Diving into the realm of aged avian models a normalization of the thyroid gland weight post-Testagen introduction was apparently observed. The synthetic peptide appeared to exert a moderate stimulating impact on the proliferation of epithelial cells. Consequently, the follicle size in these older avian models may have exceeded that of their younger counterparts. While the epithelium shape may have remained almost constant, a minor elevation was apparently seen in the nuclear-cytoplasmic ratio. Overall, the researchers suggested that the peptide may have better action in younger models and commented that “Restoration of the thyroid functions and morphology was registered to be greater in one-year-old chicken as compared to five-year-old ones.(3)

Testagen peptide is available for research and laboratory purposes only. Please review and adhere to our Terms and Conditions before ordering.


  1. Fedoreyeva, L. I., Kireev, I. I., Khavinson, V. K.h, & Vanyushin, B. F. (2011). Penetration of short fluorescence-labeled peptides into the nucleus in HeLa cells and in vitro specific interaction of the peptides with deoxyribooligonucleotides and DNA. Biochemistry. Biokhimiia, 76(11), 1210–1219. https://doi.org/10.1134/S0006297911110022
  2. Khavinson, V. K., Popovich, I. G., Linkova, N. S., Mironova, E. S., & Ilina, A. R. (2021). Peptide Regulation of Gene Expression: A Systematic Review. Molecules (Basel, Switzerland), 26(22), 7053. https://doi.org/10.3390/molecules26227053
  3. Kuznik, B. I., Pateiuk, A. V., Rusaeva, N. S., Baranchugova, L. M., & Obydenko, V. I. (2011). Advances in gerontology = Uspekhi gerontologii, 24(1), 93–98. https://pubmed.ncbi.nlm.nih.gov/21809626/
  4. Rossikhin, V. V., Hoshchenko, Y. O., & Osipov, P. G. (2011). EFFICACY OF TESTOSTERONE SYNTHESIS INDUCTOR APPLICATION" TESTAGEN" IN ANDROGENIC DEFICIENCY IN PATIENTS WITH CHRONIC ABACTERIAL PROSTATITIS. Problems of Endocrine Pathology, 36(2), 17-22. DOI: 10.21856/j-PEP.2011.2.03
  5. Fedoreyeva, L. I., Smirnova, T. A., Kolomijtseva, G. Y., Khavinson, V. K., & Vanyushin, B. F. (2013). Interaction of short peptides with FITC-labeled wheat histones and their complexes with deoxyribooligonucleotides. Biochemistry (Moscow), 78, 166-175. https://doi.org/10.1134/S0006297913020053

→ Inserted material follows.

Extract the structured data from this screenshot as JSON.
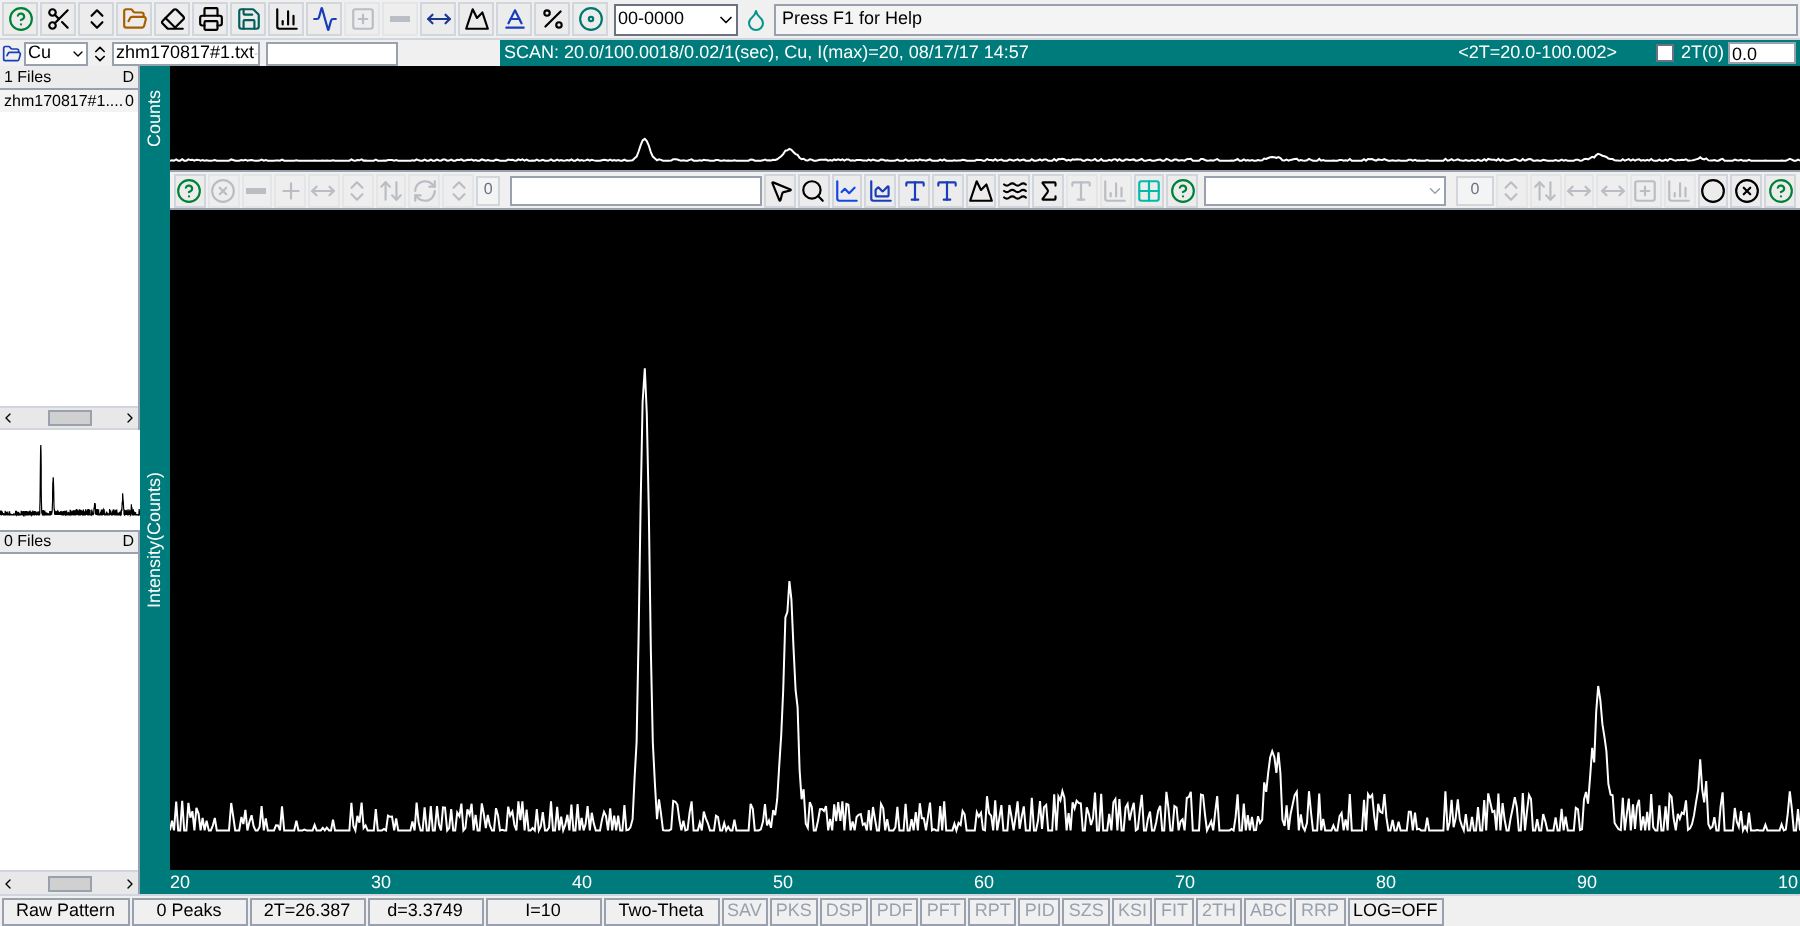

Dr. Marinov

Dr. Marinov (MD, Ph.D.) is a researcher and chief assistant professor in Preventative Medicine & Public Health. Prior to his professorship, Dr. Marinov practiced preventative, evidence-based medicine with an emphasis on Nutrition and Dietetics. He is widely published in international peer-reviewed scientific journals and specializes in peptide therapy research.

    Your Cart
    Your cart is empty